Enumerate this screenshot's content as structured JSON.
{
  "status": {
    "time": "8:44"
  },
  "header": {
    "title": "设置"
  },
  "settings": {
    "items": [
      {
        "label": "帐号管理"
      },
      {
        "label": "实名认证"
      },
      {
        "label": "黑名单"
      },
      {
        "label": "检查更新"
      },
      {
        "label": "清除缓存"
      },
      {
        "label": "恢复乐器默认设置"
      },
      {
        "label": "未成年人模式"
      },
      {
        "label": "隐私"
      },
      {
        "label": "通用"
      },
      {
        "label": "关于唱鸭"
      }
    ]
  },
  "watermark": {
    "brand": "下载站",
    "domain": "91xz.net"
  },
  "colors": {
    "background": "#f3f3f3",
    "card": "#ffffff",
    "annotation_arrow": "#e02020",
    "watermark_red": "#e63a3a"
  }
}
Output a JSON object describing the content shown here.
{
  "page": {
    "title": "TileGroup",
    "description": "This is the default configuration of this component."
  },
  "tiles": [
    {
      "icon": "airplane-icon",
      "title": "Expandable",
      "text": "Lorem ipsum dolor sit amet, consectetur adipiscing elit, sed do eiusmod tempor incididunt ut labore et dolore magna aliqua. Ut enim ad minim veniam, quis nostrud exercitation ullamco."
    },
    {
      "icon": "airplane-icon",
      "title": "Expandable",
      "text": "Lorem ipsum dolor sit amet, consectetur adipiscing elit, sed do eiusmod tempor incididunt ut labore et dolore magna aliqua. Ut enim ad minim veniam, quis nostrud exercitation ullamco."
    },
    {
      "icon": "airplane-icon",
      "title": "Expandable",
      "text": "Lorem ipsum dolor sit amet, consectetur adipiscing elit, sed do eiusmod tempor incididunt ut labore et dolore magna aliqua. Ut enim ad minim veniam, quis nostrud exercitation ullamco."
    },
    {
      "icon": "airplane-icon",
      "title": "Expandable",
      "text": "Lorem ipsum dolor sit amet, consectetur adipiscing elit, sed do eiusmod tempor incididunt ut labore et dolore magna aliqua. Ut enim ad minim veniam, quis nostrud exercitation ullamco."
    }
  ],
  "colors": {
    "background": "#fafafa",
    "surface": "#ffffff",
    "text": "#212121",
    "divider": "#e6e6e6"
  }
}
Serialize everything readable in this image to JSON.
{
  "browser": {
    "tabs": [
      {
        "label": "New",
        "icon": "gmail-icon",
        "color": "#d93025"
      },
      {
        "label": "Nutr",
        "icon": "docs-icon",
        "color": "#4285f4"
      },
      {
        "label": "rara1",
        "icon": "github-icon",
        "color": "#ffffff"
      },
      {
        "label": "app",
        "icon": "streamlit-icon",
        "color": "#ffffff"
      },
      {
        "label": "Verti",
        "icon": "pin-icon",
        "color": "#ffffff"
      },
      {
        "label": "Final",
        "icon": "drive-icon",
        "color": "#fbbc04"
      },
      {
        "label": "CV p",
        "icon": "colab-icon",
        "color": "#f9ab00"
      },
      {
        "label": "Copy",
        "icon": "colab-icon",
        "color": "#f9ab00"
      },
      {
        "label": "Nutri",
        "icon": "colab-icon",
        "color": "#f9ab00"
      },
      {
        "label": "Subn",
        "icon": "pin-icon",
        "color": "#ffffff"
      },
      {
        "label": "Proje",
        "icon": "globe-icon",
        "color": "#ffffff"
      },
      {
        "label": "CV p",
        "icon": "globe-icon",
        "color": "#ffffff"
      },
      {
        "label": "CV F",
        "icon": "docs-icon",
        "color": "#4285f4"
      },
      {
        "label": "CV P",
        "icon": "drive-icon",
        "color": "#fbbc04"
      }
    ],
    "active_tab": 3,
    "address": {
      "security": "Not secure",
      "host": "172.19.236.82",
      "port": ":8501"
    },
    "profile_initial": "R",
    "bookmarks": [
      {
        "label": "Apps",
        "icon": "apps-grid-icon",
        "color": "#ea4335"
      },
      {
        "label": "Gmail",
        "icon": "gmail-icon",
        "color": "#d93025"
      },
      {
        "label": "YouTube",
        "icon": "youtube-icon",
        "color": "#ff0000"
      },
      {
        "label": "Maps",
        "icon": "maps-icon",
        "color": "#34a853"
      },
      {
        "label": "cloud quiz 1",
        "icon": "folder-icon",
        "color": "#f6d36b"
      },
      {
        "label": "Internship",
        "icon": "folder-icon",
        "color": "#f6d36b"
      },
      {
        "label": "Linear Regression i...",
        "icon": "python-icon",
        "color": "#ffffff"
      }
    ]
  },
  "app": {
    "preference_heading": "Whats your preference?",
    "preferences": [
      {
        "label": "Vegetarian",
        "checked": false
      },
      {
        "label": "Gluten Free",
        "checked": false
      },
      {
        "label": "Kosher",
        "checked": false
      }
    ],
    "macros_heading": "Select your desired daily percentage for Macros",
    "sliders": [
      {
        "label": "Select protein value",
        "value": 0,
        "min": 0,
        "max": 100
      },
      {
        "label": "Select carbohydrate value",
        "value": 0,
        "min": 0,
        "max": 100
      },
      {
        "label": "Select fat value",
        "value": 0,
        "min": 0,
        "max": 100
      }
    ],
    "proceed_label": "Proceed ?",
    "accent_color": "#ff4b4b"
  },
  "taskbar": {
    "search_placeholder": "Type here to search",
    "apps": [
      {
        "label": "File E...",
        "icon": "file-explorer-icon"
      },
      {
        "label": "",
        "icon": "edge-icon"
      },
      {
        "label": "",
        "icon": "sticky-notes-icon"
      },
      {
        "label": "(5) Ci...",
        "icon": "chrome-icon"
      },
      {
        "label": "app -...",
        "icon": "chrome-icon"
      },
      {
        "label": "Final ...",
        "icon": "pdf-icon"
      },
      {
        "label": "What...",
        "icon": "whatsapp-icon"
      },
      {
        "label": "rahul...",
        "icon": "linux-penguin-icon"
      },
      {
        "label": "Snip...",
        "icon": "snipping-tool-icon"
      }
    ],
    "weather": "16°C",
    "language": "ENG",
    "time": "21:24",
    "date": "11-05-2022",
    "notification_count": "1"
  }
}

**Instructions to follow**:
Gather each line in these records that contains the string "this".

**Problem solution**:
Enumerate this screenshot's content as structured JSON.
    "description": "This is the default configuration of this component."
Serialize everything readable in this image to JSON.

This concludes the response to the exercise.